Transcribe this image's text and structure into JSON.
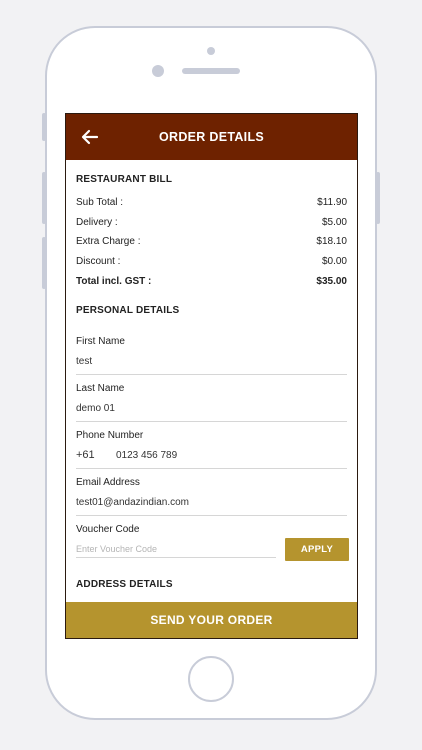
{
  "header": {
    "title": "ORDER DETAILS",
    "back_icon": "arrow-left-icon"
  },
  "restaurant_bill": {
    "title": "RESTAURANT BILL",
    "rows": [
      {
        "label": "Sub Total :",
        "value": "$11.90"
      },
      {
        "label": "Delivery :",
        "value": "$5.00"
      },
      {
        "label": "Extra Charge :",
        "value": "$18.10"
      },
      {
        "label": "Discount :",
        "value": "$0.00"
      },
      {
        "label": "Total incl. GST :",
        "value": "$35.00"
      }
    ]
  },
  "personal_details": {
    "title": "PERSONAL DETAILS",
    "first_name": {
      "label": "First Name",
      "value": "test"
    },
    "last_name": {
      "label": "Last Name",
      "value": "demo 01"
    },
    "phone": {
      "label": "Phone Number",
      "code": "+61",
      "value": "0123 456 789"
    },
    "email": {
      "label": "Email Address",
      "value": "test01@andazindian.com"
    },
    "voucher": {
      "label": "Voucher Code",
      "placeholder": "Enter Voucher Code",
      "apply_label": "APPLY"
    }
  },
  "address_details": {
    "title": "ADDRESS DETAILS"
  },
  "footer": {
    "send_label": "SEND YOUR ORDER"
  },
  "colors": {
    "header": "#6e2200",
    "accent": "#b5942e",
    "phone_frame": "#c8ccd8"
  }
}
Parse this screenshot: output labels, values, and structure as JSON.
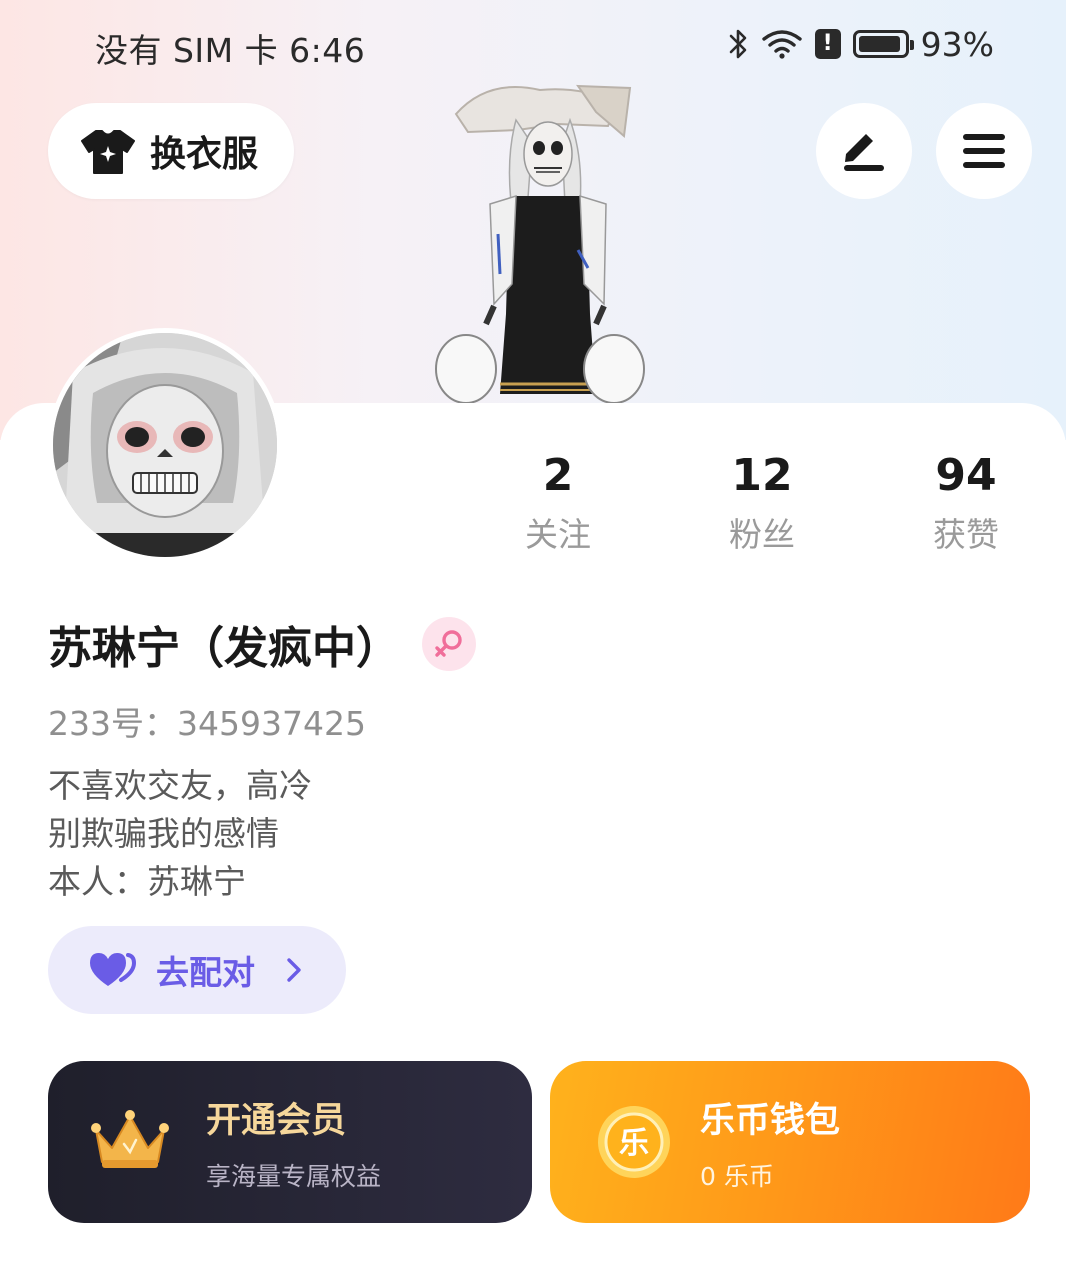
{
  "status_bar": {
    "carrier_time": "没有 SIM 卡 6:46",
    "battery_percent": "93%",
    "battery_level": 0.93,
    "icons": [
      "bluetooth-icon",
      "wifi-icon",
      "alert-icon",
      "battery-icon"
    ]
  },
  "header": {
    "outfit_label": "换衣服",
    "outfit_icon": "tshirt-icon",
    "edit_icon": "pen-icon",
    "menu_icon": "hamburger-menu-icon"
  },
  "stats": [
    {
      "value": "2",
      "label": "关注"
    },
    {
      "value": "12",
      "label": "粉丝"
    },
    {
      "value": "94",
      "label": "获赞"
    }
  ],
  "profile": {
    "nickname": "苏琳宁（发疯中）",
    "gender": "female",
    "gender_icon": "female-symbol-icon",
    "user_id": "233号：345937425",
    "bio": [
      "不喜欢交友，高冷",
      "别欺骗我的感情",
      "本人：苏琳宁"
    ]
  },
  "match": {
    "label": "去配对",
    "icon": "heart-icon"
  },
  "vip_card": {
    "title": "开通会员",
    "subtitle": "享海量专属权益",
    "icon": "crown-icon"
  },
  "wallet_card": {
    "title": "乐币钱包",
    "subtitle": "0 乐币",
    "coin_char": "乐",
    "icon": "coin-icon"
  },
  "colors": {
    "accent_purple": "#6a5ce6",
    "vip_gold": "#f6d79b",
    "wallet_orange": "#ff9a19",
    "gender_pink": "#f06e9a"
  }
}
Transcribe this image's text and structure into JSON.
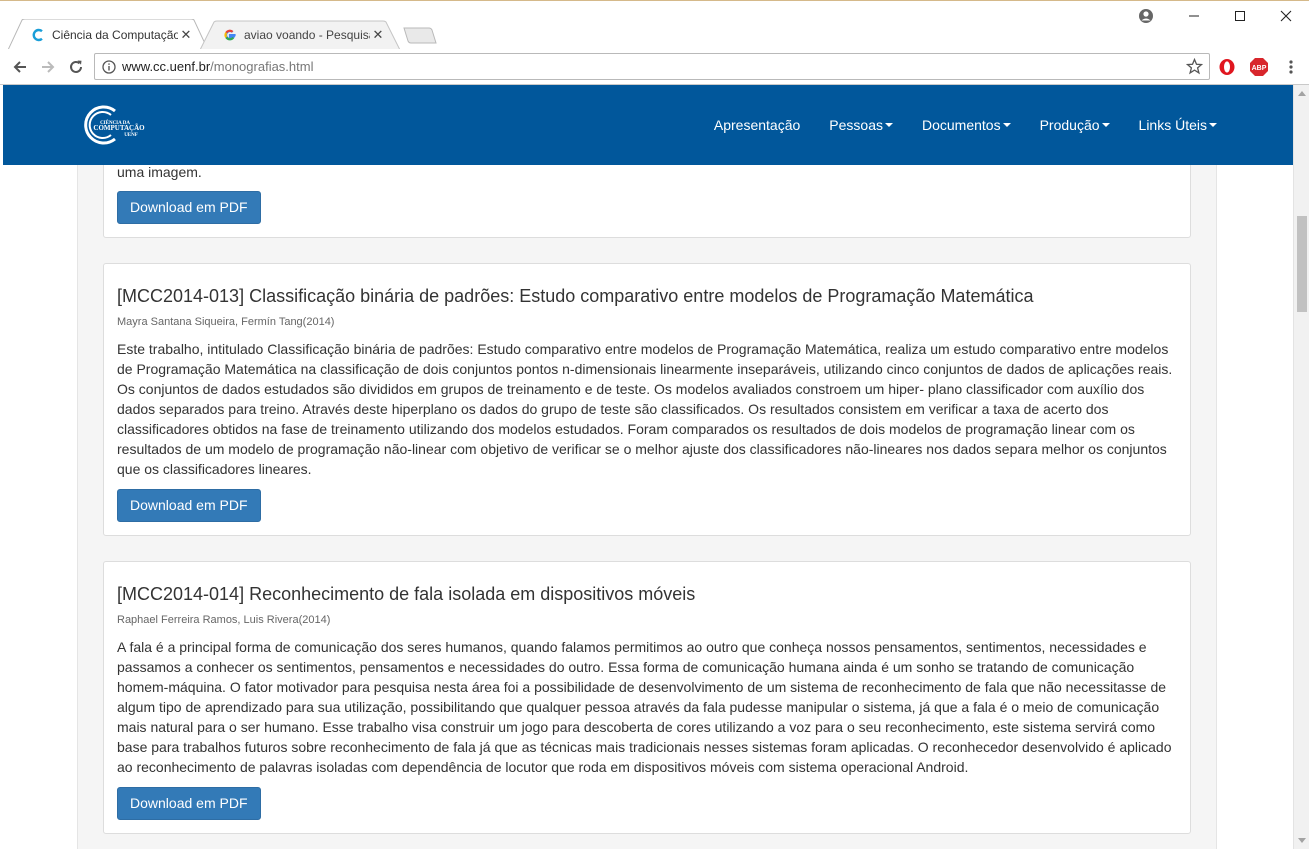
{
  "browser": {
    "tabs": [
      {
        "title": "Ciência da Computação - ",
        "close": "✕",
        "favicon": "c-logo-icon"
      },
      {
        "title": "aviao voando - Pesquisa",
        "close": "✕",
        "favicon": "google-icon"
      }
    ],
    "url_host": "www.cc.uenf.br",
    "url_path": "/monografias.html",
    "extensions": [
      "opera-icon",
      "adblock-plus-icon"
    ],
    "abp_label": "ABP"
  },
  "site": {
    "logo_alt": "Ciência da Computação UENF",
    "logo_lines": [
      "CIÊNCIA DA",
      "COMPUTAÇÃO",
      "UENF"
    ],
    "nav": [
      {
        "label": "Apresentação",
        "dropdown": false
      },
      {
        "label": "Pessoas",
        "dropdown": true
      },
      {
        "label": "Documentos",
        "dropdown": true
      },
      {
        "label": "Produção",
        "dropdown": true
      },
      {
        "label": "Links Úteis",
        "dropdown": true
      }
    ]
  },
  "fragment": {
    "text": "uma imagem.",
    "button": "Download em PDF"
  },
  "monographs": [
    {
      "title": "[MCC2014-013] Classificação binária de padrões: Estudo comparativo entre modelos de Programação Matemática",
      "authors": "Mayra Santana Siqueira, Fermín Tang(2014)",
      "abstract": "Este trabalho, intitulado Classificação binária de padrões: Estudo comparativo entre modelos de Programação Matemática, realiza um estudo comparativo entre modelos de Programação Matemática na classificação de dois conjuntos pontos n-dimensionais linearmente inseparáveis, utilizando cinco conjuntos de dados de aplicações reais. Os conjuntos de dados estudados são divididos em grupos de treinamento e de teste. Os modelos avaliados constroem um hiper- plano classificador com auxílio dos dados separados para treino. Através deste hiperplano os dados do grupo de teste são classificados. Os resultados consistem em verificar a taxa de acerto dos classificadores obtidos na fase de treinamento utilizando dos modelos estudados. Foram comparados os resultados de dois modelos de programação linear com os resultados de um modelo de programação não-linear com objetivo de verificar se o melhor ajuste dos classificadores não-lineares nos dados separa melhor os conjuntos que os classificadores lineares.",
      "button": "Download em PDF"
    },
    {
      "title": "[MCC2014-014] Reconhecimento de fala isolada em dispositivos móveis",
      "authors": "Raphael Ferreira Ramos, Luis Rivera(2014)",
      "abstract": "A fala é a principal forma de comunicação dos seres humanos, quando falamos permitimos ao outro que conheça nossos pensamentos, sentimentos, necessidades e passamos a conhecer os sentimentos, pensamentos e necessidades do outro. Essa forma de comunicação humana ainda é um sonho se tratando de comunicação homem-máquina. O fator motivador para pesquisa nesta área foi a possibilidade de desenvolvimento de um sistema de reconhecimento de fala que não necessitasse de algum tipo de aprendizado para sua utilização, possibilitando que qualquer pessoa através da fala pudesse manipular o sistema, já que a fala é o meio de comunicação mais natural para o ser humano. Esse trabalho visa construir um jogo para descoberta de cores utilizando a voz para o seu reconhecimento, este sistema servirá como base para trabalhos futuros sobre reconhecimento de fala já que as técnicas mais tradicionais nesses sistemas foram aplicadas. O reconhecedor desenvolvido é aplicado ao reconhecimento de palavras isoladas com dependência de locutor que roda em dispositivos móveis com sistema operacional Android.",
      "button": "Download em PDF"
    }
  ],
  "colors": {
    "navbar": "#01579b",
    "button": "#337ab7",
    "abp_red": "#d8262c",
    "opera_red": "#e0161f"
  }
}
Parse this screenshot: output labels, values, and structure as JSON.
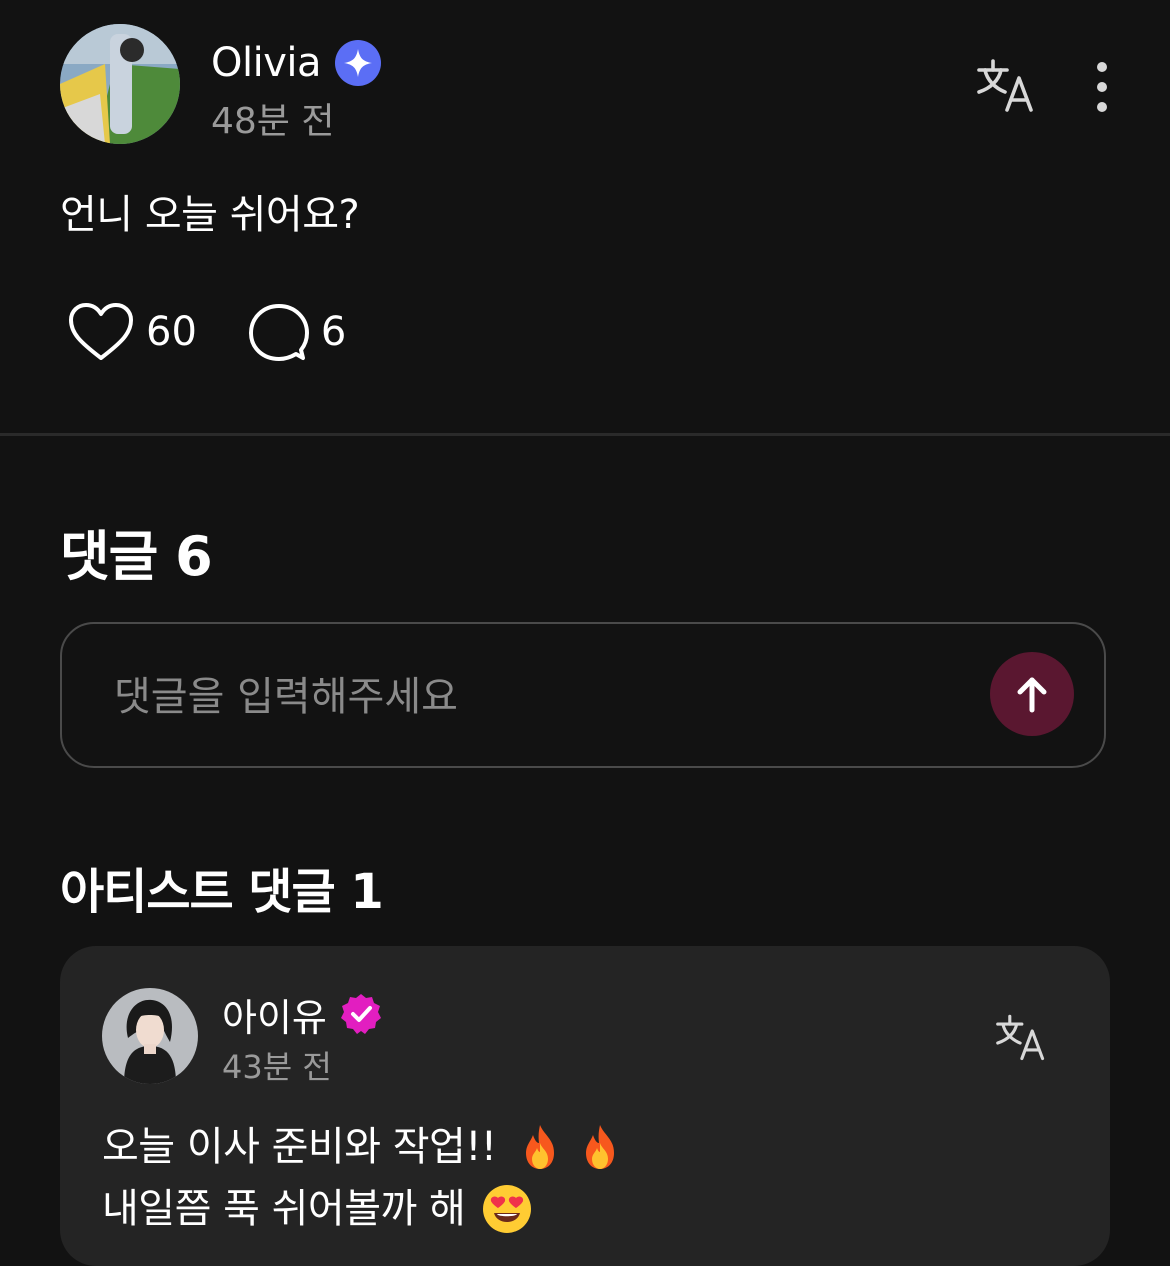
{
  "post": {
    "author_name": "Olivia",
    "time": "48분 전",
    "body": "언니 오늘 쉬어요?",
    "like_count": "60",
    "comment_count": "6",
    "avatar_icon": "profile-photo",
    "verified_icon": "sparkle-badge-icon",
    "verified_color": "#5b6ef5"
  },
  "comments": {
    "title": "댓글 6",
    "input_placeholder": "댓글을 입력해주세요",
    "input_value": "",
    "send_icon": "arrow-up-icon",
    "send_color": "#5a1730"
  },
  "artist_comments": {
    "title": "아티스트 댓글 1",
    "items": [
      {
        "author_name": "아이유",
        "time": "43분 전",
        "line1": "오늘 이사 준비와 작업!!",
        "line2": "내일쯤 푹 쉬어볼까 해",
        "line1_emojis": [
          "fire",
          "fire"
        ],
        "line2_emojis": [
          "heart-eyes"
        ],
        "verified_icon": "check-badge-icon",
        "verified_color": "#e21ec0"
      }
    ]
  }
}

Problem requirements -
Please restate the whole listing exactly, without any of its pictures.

Answer to this exercise -
Transcribe this image's text and structure into JSON.
{
  "header": {
    "title": "ORDER DETAILS",
    "back_icon": "arrow-left-icon"
  },
  "restaurant_bill": {
    "title": "RESTAURANT BILL",
    "rows": [
      {
        "label": "Sub Total :",
        "value": "$11.90"
      },
      {
        "label": "Delivery :",
        "value": "$5.00"
      },
      {
        "label": "Extra Charge :",
        "value": "$18.10"
      },
      {
        "label": "Discount :",
        "value": "$0.00"
      },
      {
        "label": "Total incl. GST :",
        "value": "$35.00"
      }
    ]
  },
  "personal_details": {
    "title": "PERSONAL DETAILS",
    "first_name": {
      "label": "First Name",
      "value": "test"
    },
    "last_name": {
      "label": "Last Name",
      "value": "demo 01"
    },
    "phone": {
      "label": "Phone Number",
      "code": "+61",
      "value": "0123 456 789"
    },
    "email": {
      "label": "Email Address",
      "value": "test01@andazindian.com"
    },
    "voucher": {
      "label": "Voucher Code",
      "placeholder": "Enter Voucher Code",
      "apply_label": "APPLY"
    }
  },
  "address_details": {
    "title": "ADDRESS DETAILS"
  },
  "footer": {
    "send_label": "SEND YOUR ORDER"
  },
  "colors": {
    "header": "#6e2200",
    "accent": "#b5942e",
    "phone_frame": "#c8ccd8"
  }
}
Parse this screenshot: output labels, values, and structure as JSON.
{
  "status_bar": {
    "carrier_time": "没有 SIM 卡 6:46",
    "battery_percent": "93%",
    "battery_level": 0.93,
    "icons": [
      "bluetooth-icon",
      "wifi-icon",
      "alert-icon",
      "battery-icon"
    ]
  },
  "header": {
    "outfit_label": "换衣服",
    "outfit_icon": "tshirt-icon",
    "edit_icon": "pen-icon",
    "menu_icon": "hamburger-menu-icon"
  },
  "stats": [
    {
      "value": "2",
      "label": "关注"
    },
    {
      "value": "12",
      "label": "粉丝"
    },
    {
      "value": "94",
      "label": "获赞"
    }
  ],
  "profile": {
    "nickname": "苏琳宁（发疯中）",
    "gender": "female",
    "gender_icon": "female-symbol-icon",
    "user_id": "233号：345937425",
    "bio": [
      "不喜欢交友，高冷",
      "别欺骗我的感情",
      "本人：苏琳宁"
    ]
  },
  "match": {
    "label": "去配对",
    "icon": "heart-icon"
  },
  "vip_card": {
    "title": "开通会员",
    "subtitle": "享海量专属权益",
    "icon": "crown-icon"
  },
  "wallet_card": {
    "title": "乐币钱包",
    "subtitle": "0 乐币",
    "coin_char": "乐",
    "icon": "coin-icon"
  },
  "colors": {
    "accent_purple": "#6a5ce6",
    "vip_gold": "#f6d79b",
    "wallet_orange": "#ff9a19",
    "gender_pink": "#f06e9a"
  }
}
Transcribe this image's text and structure into JSON.
{
  "browser": {
    "tabs": [
      {
        "title": "Ciência da Computação - ",
        "close": "✕",
        "favicon": "c-logo-icon"
      },
      {
        "title": "aviao voando - Pesquisa",
        "close": "✕",
        "favicon": "google-icon"
      }
    ],
    "url_host": "www.cc.uenf.br",
    "url_path": "/monografias.html",
    "extensions": [
      "opera-icon",
      "adblock-plus-icon"
    ],
    "abp_label": "ABP"
  },
  "site": {
    "logo_alt": "Ciência da Computação UENF",
    "logo_lines": [
      "CIÊNCIA DA",
      "COMPUTAÇÃO",
      "UENF"
    ],
    "nav": [
      {
        "label": "Apresentação",
        "dropdown": false
      },
      {
        "label": "Pessoas",
        "dropdown": true
      },
      {
        "label": "Documentos",
        "dropdown": true
      },
      {
        "label": "Produção",
        "dropdown": true
      },
      {
        "label": "Links Úteis",
        "dropdown": true
      }
    ]
  },
  "fragment": {
    "text": "uma imagem.",
    "button": "Download em PDF"
  },
  "monographs": [
    {
      "title": "[MCC2014-013] Classificação binária de padrões: Estudo comparativo entre modelos de Programação Matemática",
      "authors": "Mayra Santana Siqueira, Fermín Tang(2014)",
      "abstract": "Este trabalho, intitulado Classificação binária de padrões: Estudo comparativo entre modelos de Programação Matemática, realiza um estudo comparativo entre modelos de Programação Matemática na classificação de dois conjuntos pontos n-dimensionais linearmente inseparáveis, utilizando cinco conjuntos de dados de aplicações reais. Os conjuntos de dados estudados são divididos em grupos de treinamento e de teste. Os modelos avaliados constroem um hiper- plano classificador com auxílio dos dados separados para treino. Através deste hiperplano os dados do grupo de teste são classificados. Os resultados consistem em verificar a taxa de acerto dos classificadores obtidos na fase de treinamento utilizando dos modelos estudados. Foram comparados os resultados de dois modelos de programação linear com os resultados de um modelo de programação não-linear com objetivo de verificar se o melhor ajuste dos classificadores não-lineares nos dados separa melhor os conjuntos que os classificadores lineares.",
      "button": "Download em PDF"
    },
    {
      "title": "[MCC2014-014] Reconhecimento de fala isolada em dispositivos móveis",
      "authors": "Raphael Ferreira Ramos, Luis Rivera(2014)",
      "abstract": "A fala é a principal forma de comunicação dos seres humanos, quando falamos permitimos ao outro que conheça nossos pensamentos, sentimentos, necessidades e passamos a conhecer os sentimentos, pensamentos e necessidades do outro. Essa forma de comunicação humana ainda é um sonho se tratando de comunicação homem-máquina. O fator motivador para pesquisa nesta área foi a possibilidade de desenvolvimento de um sistema de reconhecimento de fala que não necessitasse de algum tipo de aprendizado para sua utilização, possibilitando que qualquer pessoa através da fala pudesse manipular o sistema, já que a fala é o meio de comunicação mais natural para o ser humano. Esse trabalho visa construir um jogo para descoberta de cores utilizando a voz para o seu reconhecimento, este sistema servirá como base para trabalhos futuros sobre reconhecimento de fala já que as técnicas mais tradicionais nesses sistemas foram aplicadas. O reconhecedor desenvolvido é aplicado ao reconhecimento de palavras isoladas com dependência de locutor que roda em dispositivos móveis com sistema operacional Android.",
      "button": "Download em PDF"
    }
  ],
  "colors": {
    "navbar": "#01579b",
    "button": "#337ab7",
    "abp_red": "#d8262c",
    "opera_red": "#e0161f"
  }
}
Parse this screenshot: output labels, values, and structure as JSON.
{
  "post": {
    "author_name": "Olivia",
    "time": "48분 전",
    "body": "언니 오늘 쉬어요?",
    "like_count": "60",
    "comment_count": "6",
    "avatar_icon": "profile-photo",
    "verified_icon": "sparkle-badge-icon",
    "verified_color": "#5b6ef5"
  },
  "comments": {
    "title": "댓글 6",
    "input_placeholder": "댓글을 입력해주세요",
    "input_value": "",
    "send_icon": "arrow-up-icon",
    "send_color": "#5a1730"
  },
  "artist_comments": {
    "title": "아티스트 댓글 1",
    "items": [
      {
        "author_name": "아이유",
        "time": "43분 전",
        "line1": "오늘 이사 준비와 작업!!",
        "line2": "내일쯤 푹 쉬어볼까 해",
        "line1_emojis": [
          "fire",
          "fire"
        ],
        "line2_emojis": [
          "heart-eyes"
        ],
        "verified_icon": "check-badge-icon",
        "verified_color": "#e21ec0"
      }
    ]
  }
}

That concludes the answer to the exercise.